• **Problem to work on**: Gather all lines in the entries that include the word "image".

== Dataset extract ==

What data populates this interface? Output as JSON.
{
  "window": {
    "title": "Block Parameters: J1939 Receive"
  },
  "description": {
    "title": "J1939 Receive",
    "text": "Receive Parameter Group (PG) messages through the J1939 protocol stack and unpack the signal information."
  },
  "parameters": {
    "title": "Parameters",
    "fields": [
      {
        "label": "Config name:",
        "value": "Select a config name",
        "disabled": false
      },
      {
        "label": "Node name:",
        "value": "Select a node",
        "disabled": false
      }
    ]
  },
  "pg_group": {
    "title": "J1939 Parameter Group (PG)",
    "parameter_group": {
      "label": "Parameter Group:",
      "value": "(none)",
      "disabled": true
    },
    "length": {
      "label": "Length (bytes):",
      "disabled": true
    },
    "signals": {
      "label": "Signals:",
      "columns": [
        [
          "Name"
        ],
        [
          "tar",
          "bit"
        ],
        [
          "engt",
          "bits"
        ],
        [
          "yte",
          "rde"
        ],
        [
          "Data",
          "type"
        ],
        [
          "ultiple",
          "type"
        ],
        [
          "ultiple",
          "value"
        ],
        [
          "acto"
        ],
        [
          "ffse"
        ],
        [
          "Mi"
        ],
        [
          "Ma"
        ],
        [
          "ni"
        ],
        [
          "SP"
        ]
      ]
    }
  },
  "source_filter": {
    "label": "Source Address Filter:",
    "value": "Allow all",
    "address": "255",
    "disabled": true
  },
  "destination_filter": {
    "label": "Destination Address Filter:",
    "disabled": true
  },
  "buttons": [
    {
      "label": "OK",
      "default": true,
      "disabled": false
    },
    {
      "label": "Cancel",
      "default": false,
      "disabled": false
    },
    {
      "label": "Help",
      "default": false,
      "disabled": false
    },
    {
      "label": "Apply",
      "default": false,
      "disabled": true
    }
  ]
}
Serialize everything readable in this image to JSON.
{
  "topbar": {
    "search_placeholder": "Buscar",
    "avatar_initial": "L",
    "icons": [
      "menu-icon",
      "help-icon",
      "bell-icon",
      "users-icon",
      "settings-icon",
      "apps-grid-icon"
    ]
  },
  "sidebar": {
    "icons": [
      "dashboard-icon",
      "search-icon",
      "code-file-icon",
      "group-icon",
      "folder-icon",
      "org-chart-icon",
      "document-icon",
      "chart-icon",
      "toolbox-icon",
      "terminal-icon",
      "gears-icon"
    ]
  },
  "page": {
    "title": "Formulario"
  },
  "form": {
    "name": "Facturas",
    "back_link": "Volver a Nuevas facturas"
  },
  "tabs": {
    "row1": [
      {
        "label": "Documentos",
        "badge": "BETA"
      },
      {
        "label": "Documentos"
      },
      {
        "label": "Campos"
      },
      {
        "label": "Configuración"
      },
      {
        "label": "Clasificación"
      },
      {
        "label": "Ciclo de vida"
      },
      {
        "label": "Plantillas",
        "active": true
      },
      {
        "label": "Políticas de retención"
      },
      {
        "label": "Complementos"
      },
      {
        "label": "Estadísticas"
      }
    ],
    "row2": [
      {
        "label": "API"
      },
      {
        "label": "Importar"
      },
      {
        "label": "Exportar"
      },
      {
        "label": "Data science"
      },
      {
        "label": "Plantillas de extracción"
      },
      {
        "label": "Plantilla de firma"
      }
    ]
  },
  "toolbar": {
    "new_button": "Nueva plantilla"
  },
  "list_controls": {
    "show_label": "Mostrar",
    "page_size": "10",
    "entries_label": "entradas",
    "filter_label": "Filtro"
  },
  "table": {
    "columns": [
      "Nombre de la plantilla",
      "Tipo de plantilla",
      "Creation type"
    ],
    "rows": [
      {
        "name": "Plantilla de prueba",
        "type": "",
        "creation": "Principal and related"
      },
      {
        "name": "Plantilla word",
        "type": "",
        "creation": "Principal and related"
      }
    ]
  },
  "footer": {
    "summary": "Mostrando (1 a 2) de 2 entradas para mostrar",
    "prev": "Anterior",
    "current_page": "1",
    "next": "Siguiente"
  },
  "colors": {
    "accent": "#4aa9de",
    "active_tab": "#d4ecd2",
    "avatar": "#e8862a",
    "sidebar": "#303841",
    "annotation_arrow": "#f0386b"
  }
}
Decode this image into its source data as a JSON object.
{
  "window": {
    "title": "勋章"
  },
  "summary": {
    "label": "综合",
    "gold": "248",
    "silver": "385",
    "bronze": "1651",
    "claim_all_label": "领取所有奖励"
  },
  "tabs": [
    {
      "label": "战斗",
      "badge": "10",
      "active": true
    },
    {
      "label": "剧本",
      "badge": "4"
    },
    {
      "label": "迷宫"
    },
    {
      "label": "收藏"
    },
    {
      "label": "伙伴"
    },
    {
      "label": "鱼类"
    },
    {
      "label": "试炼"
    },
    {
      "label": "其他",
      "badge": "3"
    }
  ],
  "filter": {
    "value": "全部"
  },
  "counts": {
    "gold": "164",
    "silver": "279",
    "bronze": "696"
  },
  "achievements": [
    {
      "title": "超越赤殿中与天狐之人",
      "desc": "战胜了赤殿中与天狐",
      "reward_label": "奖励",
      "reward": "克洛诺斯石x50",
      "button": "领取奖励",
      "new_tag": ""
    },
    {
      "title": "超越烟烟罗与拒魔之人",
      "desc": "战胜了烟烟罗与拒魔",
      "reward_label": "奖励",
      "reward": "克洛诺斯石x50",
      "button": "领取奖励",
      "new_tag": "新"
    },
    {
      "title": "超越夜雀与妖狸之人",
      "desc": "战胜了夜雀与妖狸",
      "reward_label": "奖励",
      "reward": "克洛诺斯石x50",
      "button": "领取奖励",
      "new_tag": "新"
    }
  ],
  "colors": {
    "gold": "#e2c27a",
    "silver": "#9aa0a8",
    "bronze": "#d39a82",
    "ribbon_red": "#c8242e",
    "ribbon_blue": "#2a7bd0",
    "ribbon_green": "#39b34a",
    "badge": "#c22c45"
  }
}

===

• **Task solution**:
Serialize everything readable in this image to JSON.
Decode this image into its source data as a JSON object.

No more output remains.